Sports betting is the activity of predicting sports results and placing a wager on the outcome. The frequency of sports bet upon varies by culture, with the vast majority of bets being placed on association football, American football, basketball, baseball, hockey, track cycling, auto racing, mixed martial arts, and boxing at both the amateur and professional levels. Sports betting can also extend to non-athletic events, such as reality show contests and political elections, and non-human contests such as horse racing, greyhound racing, and illegal, underground cockfighting.

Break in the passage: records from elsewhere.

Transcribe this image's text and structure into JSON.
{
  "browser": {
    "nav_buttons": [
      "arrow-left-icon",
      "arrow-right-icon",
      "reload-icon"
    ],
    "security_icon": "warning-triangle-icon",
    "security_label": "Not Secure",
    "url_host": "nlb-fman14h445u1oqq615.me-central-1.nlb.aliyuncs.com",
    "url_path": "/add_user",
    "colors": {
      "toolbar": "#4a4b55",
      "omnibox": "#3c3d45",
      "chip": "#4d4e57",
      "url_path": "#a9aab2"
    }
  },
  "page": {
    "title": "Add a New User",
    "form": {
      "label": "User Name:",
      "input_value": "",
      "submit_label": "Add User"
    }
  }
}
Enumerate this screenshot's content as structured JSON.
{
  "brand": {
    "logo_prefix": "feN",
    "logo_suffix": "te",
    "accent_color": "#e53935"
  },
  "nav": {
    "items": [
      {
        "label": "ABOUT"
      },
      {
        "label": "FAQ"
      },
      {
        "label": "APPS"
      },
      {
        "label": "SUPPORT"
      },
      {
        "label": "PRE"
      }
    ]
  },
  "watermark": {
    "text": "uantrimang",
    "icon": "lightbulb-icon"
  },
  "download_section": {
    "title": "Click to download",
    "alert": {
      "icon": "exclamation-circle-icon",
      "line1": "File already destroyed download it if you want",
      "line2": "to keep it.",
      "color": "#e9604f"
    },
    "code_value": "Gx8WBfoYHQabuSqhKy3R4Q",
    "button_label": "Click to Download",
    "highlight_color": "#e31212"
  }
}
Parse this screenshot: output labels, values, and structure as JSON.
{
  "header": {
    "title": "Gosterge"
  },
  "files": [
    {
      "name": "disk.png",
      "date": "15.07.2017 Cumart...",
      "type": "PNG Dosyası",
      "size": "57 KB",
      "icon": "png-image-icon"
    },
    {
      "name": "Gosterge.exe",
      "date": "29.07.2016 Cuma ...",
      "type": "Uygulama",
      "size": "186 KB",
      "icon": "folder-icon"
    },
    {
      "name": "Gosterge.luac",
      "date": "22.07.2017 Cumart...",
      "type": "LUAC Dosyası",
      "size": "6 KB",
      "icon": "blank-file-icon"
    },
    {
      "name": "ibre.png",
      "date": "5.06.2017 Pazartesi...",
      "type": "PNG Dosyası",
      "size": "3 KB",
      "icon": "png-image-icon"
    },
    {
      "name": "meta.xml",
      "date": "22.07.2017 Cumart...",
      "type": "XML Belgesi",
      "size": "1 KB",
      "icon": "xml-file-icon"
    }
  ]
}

It is not uncommon for sports betting websites to offer wagers for entertainment events such as the Grammy Awards, the Oscars, and the Emmy Awards. Sports bettors place their wagers either legally, through a bookmaker sports book, or illegally through privately run enterprises. Many legal sports books are found online, operated over the Internet from jurisdictions separate from the clients they serve, usually to get around various gambling laws in select markets, such as Las Vegas, Nevada, or on gambling cruises through self-serve kiosks. They take bets up-front, meaning the bettor must pay the sports book before placing the bet. Illegal bookies, due to the nature of their business, can operate anywhere but only require money from losing bettors and don’t require the wagered money up front, creating the possibility of debt to the bookie from the better. This creates a number of other criminal elements, thus furthering their illegality.

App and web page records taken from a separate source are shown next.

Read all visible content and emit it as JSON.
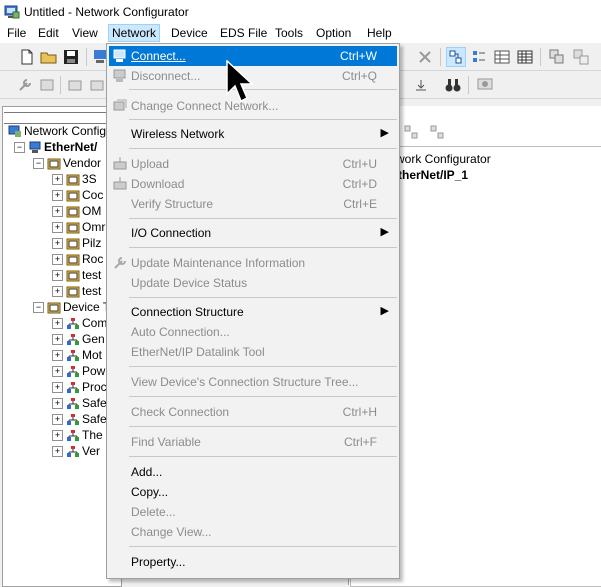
{
  "window": {
    "title": "Untitled - Network Configurator"
  },
  "menubar": {
    "items": [
      {
        "label": "File"
      },
      {
        "label": "Edit"
      },
      {
        "label": "View"
      },
      {
        "label": "Network"
      },
      {
        "label": "Device"
      },
      {
        "label": "EDS File"
      },
      {
        "label": "Tools"
      },
      {
        "label": "Option"
      },
      {
        "label": "Help"
      }
    ]
  },
  "tree": {
    "root": "Network Configur",
    "network": "EtherNet/",
    "vendor_group": "Vendor",
    "vendors": [
      "3S",
      "Coc",
      "OM",
      "Omr",
      "Pilz",
      "Roc",
      "test",
      "test"
    ],
    "device_type_group": "Device T",
    "device_types": [
      "Com",
      "Gen",
      "Mot",
      "Pow",
      "Proc",
      "Safe",
      "Safe",
      "The",
      "Ver"
    ]
  },
  "right_pane": {
    "header": "work Configurator",
    "network_name": "therNet/IP_1"
  },
  "network_menu": {
    "items": [
      {
        "label": "Connect...",
        "shortcut": "Ctrl+W",
        "state": "selected"
      },
      {
        "label": "Disconnect...",
        "shortcut": "Ctrl+Q",
        "state": "disabled"
      },
      {
        "label": "Change Connect Network...",
        "shortcut": "",
        "state": "disabled"
      },
      {
        "label": "Wireless Network",
        "shortcut": "",
        "state": "enabled"
      },
      {
        "label": "Upload",
        "shortcut": "Ctrl+U",
        "state": "disabled"
      },
      {
        "label": "Download",
        "shortcut": "Ctrl+D",
        "state": "disabled"
      },
      {
        "label": "Verify Structure",
        "shortcut": "Ctrl+E",
        "state": "disabled"
      },
      {
        "label": "I/O Connection",
        "shortcut": "",
        "state": "enabled"
      },
      {
        "label": "Update Maintenance Information",
        "shortcut": "",
        "state": "disabled"
      },
      {
        "label": "Update Device Status",
        "shortcut": "",
        "state": "disabled"
      },
      {
        "label": "Connection Structure",
        "shortcut": "",
        "state": "enabled"
      },
      {
        "label": "Auto Connection...",
        "shortcut": "",
        "state": "disabled"
      },
      {
        "label": "EtherNet/IP Datalink Tool",
        "shortcut": "",
        "state": "disabled"
      },
      {
        "label": "View Device's Connection Structure Tree...",
        "shortcut": "",
        "state": "disabled"
      },
      {
        "label": "Check Connection",
        "shortcut": "Ctrl+H",
        "state": "disabled"
      },
      {
        "label": "Find Variable",
        "shortcut": "Ctrl+F",
        "state": "disabled"
      },
      {
        "label": "Add...",
        "shortcut": "",
        "state": "enabled"
      },
      {
        "label": "Copy...",
        "shortcut": "",
        "state": "enabled"
      },
      {
        "label": "Delete...",
        "shortcut": "",
        "state": "disabled"
      },
      {
        "label": "Change View...",
        "shortcut": "",
        "state": "disabled"
      },
      {
        "label": "Property...",
        "shortcut": "",
        "state": "enabled"
      }
    ]
  },
  "colors": {
    "highlight": "#0078d7",
    "disabled_text": "#8c8c8c",
    "menu_bg": "#f2f2f2"
  }
}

Sports betting has resulted in a number of scandals in sport, affecting the integrity of sports events through various acts including point shaving, bad calls from officials at key moments, and overall match fixing. Examples include the 1919 World Series, the alleged and later admitted illegal gambling of former MLB player Pete Rose, and former NBA referee Tim Dinghy. One of the biggest scandals of all involves the 2002 NBA Championship games. Tim Dinghy was allegedly gambling on the spreads for the games that he refereed. After his trial, Tim Dinghy went on to release a statement to the public saying how one of the most controversial games in NBA history, Game six of the 2002 NBA Western Conference finals, was rigged. Money line bets do not have a spread or handicap, and require the chosen team to win the game outright. The favored team pays lower odds than does the underdog, thus, it acts mainly as an enticement to take the underdog for a better payout. Sometimes a bettor may couple this type of bet on the favored team to increase the payout of a parlay.
Spread betting are wagers that are made against the spread. The spread, or line, is a number assigned by the bookmakers which handicaps one team and favors another when two teams play each other and one is perceived as being more likely to win. The favorite takes points from the final score and the underdog gives points. This number can also be in increments of half-a-point even though very few sports have. Point scoring, in order to avoid the possibility of a tie.